# Your instructions
All lines below containing the string "JSON" are to be copied.

Segment Start: Information provided

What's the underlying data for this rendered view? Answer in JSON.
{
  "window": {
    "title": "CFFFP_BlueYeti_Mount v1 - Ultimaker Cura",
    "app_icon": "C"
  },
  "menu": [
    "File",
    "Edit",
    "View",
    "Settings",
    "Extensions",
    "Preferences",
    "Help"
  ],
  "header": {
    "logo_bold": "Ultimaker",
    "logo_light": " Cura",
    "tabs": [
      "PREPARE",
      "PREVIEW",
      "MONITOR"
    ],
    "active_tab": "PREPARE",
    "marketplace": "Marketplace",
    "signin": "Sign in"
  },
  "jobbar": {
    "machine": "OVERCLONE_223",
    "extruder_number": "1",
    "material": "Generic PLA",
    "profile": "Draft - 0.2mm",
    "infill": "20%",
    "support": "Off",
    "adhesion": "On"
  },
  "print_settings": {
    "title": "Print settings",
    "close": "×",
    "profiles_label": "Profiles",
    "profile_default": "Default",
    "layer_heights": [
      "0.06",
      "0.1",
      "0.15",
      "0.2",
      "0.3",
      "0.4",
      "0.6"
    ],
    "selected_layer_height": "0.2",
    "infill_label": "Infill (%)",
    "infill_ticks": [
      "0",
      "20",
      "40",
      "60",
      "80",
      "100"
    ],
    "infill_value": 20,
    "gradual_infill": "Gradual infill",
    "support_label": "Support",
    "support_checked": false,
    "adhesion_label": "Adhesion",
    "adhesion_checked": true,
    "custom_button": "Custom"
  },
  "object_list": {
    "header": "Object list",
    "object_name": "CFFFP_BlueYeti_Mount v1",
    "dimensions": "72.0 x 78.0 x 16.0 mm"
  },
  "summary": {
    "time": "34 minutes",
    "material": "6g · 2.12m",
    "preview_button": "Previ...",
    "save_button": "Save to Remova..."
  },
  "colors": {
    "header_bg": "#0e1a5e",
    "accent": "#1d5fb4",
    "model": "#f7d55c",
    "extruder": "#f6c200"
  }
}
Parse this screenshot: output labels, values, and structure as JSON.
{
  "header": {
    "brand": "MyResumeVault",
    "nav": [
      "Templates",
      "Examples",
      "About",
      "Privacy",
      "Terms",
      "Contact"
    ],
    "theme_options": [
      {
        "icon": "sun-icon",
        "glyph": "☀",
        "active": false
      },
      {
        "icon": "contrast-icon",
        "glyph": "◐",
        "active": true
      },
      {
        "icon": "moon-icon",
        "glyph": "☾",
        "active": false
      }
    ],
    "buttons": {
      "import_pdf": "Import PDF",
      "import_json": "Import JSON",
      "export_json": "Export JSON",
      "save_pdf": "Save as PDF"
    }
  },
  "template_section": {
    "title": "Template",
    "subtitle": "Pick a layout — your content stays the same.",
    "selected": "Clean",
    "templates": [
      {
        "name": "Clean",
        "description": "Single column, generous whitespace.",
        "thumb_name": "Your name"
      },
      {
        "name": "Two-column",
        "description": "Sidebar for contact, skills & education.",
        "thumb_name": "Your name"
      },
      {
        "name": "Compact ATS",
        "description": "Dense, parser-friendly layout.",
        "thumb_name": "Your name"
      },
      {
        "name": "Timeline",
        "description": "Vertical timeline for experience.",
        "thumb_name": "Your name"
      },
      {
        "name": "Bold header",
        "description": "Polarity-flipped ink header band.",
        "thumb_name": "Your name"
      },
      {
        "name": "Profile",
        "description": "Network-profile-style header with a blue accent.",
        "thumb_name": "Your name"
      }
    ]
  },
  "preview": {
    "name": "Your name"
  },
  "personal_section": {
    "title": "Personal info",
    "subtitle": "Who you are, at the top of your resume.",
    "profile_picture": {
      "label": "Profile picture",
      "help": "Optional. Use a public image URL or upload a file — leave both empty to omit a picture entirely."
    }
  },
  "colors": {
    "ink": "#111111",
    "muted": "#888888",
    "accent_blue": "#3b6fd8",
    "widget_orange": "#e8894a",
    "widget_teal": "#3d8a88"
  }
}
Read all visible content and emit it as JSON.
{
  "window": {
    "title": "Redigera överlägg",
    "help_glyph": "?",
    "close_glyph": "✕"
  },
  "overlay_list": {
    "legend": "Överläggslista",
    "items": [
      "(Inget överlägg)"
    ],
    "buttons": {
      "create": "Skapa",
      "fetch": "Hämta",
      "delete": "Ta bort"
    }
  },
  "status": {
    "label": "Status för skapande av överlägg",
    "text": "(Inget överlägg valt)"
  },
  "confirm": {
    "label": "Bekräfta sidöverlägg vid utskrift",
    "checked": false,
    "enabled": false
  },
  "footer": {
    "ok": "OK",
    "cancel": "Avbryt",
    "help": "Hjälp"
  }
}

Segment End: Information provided

# Answer to this problem
What's the underlying data for this rendered view? Answer in JSON.
Parse this screenshot: output labels, values, and structure as JSON.
      "import_json": "Import JSON",
      "export_json": "Export JSON",
Read all visible content and emit it as JSON.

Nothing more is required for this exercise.